- Keep it simple.
To protect your reputation and goodwill, the first objective – express empathy – is key. If there are any victims involved, they must be the primary focus of any messaging. On that note, any pain, suffering or dissatisfaction they’ve experienced must be acknowledged. Regardless of fault, it’s critical to take care of any people impacted by the incident. “The fact is that crises harm others,” Powers noted. “The starting point for the response has to be about the people and what they’re experiencing.”
Stay in the Present
The second key talking point when preparing for a crisis-related media interview is to stay in the present and focus on tangible actions and goals. Although speculative questions and hypothetical theories about the cause, course or outcome of the crisis may be raised, it’s critical to focus on what is being done to address and remedy the situation and take care of any individuals impacted by it.
In response to the series of food-borne illness outbreaks plaguing the restaurant in late 2015, Chipotle’s then-CEO Steve Ellis illustrated this perfectly, telling Matt Lauer of the Today Show, “It has caused us to put in place practices that our epidemiologist expert says will put us 10 to 15 years ahead of industry norms, and I believe this will be the safest restaurant to eat at. This was a very unfortunate incident and I’m deeply sorry this happened, but the procedures we’re putting in place today are so above industry norms that we are going to be the safest place to eat.”
Keep it Simple
Ellis also illustrates the final point of crisis communications, to keep your message simple: Maintain a focus on facts while continuing to honor the impact to anyone involved.
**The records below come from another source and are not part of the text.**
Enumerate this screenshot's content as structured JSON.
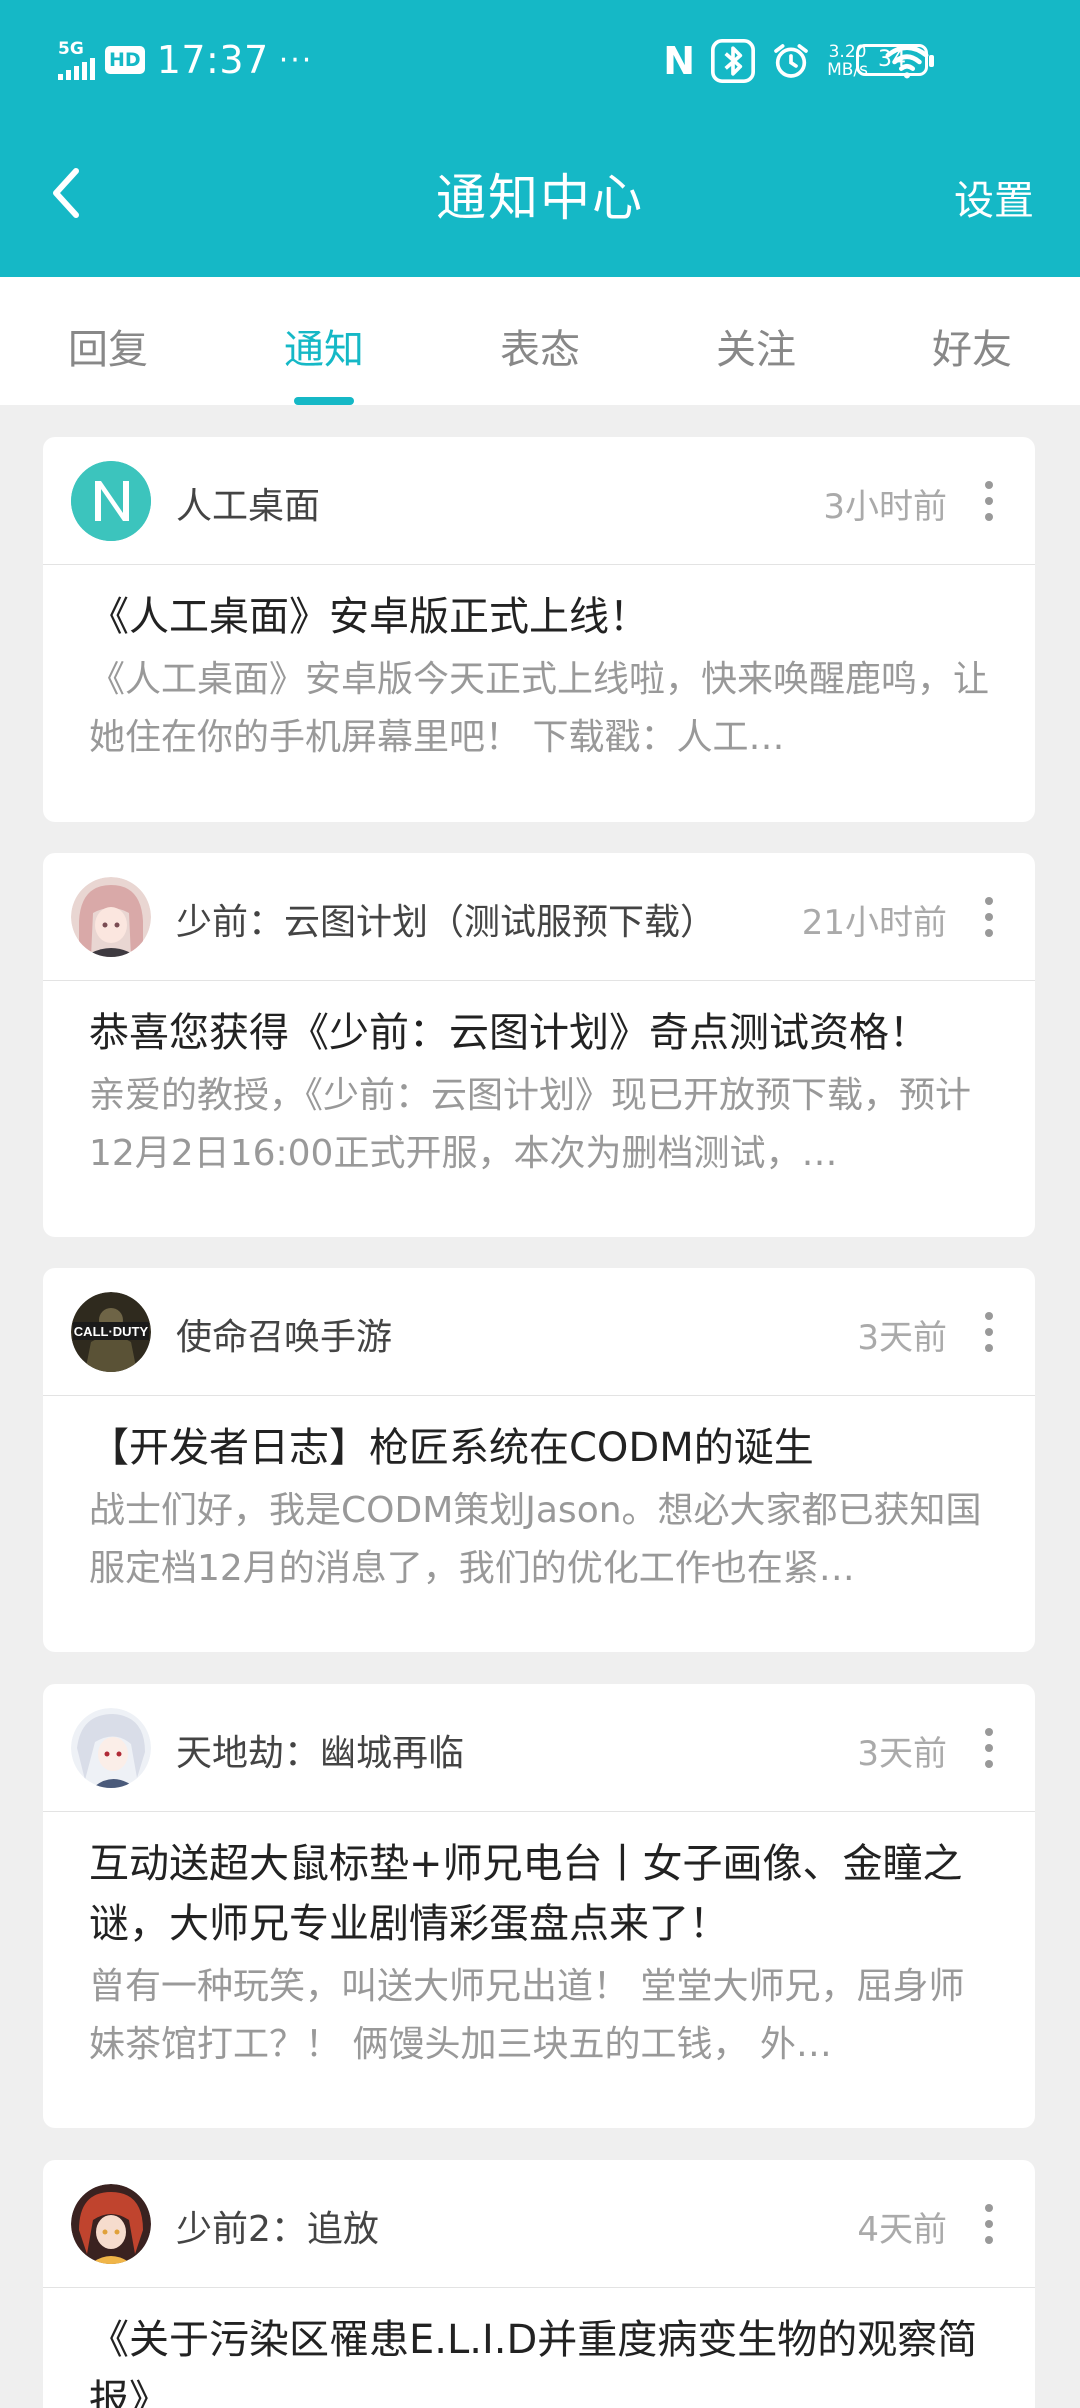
{
  "status_bar": {
    "network": "5G",
    "hd_label": "HD",
    "time": "17:37",
    "more_dots": "···",
    "nfc": "N",
    "speed_value": "3.20",
    "speed_unit": "MB/s",
    "battery": "34"
  },
  "header": {
    "title": "通知中心",
    "settings_label": "设置"
  },
  "tabs": [
    {
      "label": "回复",
      "active": false
    },
    {
      "label": "通知",
      "active": true
    },
    {
      "label": "表态",
      "active": false
    },
    {
      "label": "关注",
      "active": false
    },
    {
      "label": "好友",
      "active": false
    }
  ],
  "accent_color": "#15b8c6",
  "notifications": [
    {
      "source": "人工桌面",
      "time": "3小时前",
      "avatar_icon": "letter-n-logo",
      "title": "《人工桌面》安卓版正式上线！",
      "excerpt": "《人工桌面》安卓版今天正式上线啦，快来唤醒鹿鸣，让她住在你的手机屏幕里吧！ 下载戳：人工…"
    },
    {
      "source": "少前：云图计划（测试服预下载）",
      "time": "21小时前",
      "avatar_icon": "anime-girl-avatar",
      "title": "恭喜您获得《少前：云图计划》奇点测试资格！",
      "excerpt": "亲爱的教授，《少前：云图计划》现已开放预下载，预计12月2日16:00正式开服，本次为删档测试，…"
    },
    {
      "source": "使命召唤手游",
      "time": "3天前",
      "avatar_icon": "call-of-duty-avatar",
      "avatar_text": "CALL·DUTY",
      "title": "【开发者日志】枪匠系统在CODM的诞生",
      "excerpt": "战士们好，我是CODM策划Jason。想必大家都已获知国服定档12月的消息了，我们的优化工作也在紧…"
    },
    {
      "source": "天地劫：幽城再临",
      "time": "3天前",
      "avatar_icon": "white-hair-character-avatar",
      "title": "互动送超大鼠标垫+师兄电台丨女子画像、金瞳之谜，大师兄专业剧情彩蛋盘点来了！",
      "excerpt": "曾有一种玩笑，叫送大师兄出道！ 堂堂大师兄，屈身师妹茶馆打工？！ 俩馒头加三块五的工钱， 外…"
    },
    {
      "source": "少前2：追放",
      "time": "4天前",
      "avatar_icon": "red-hair-character-avatar",
      "title": "《关于污染区罹患E.L.I.D并重度病变生物的观察简报》",
      "excerpt": ""
    }
  ]
}
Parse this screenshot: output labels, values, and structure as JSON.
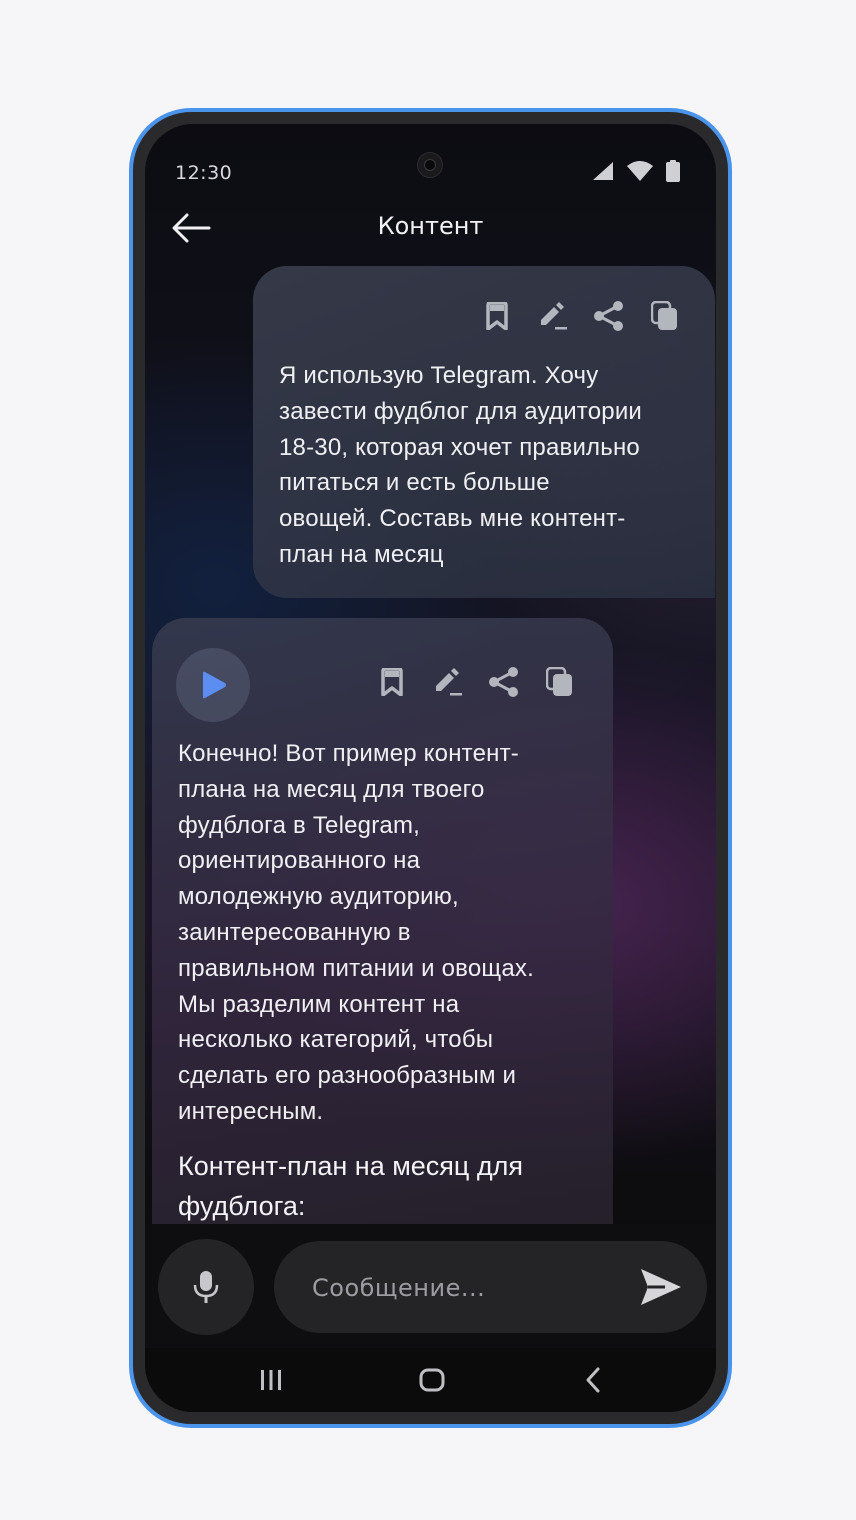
{
  "status_bar": {
    "time": "12:30",
    "icons": [
      "signal-icon",
      "wifi-icon",
      "battery-icon"
    ]
  },
  "app_bar": {
    "title": "Контент",
    "back_icon": "arrow-left-icon"
  },
  "messages": [
    {
      "role": "user",
      "actions": [
        "bookmark-icon",
        "edit-icon",
        "share-icon",
        "copy-icon"
      ],
      "lines": [
        "Я использую Telegram. Хочу",
        "завести фудблог для аудитории",
        "18-30, которая хочет правильно",
        "питаться и есть больше",
        "овощей. Составь мне контент-",
        "план на месяц"
      ]
    },
    {
      "role": "assistant",
      "play_icon": "play-icon",
      "actions": [
        "bookmark-icon",
        "edit-icon",
        "share-icon",
        "copy-icon"
      ],
      "lines": [
        "Конечно! Вот пример контент-",
        "плана на месяц для твоего",
        "фудблога в Telegram,",
        "ориентированного на",
        "молодежную аудиторию,",
        "заинтересованную в",
        "правильном питании и овощах.",
        "Мы разделим контент на",
        "несколько категорий, чтобы",
        "сделать его разнообразным и",
        "интересным."
      ],
      "heading_lines": [
        "Контент-план на месяц для",
        "фудблога:"
      ]
    }
  ],
  "composer": {
    "placeholder": "Сообщение...",
    "value": "",
    "mic_icon": "microphone-icon",
    "send_icon": "send-icon"
  },
  "nav_bar": {
    "icons": [
      "recent-apps-icon",
      "home-icon",
      "back-icon"
    ]
  },
  "colors": {
    "frame_accent": "#4a94ec",
    "play_accent": "#5b8ef0",
    "bubble": "#3a4050",
    "input_bg": "#242426"
  }
}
Although a time of notable stress for any company, communicating during a crisis need not result in disaster. Bear in mind the three key components – empathy, simplicity and staying in the present – and proceed with compassionate confidence.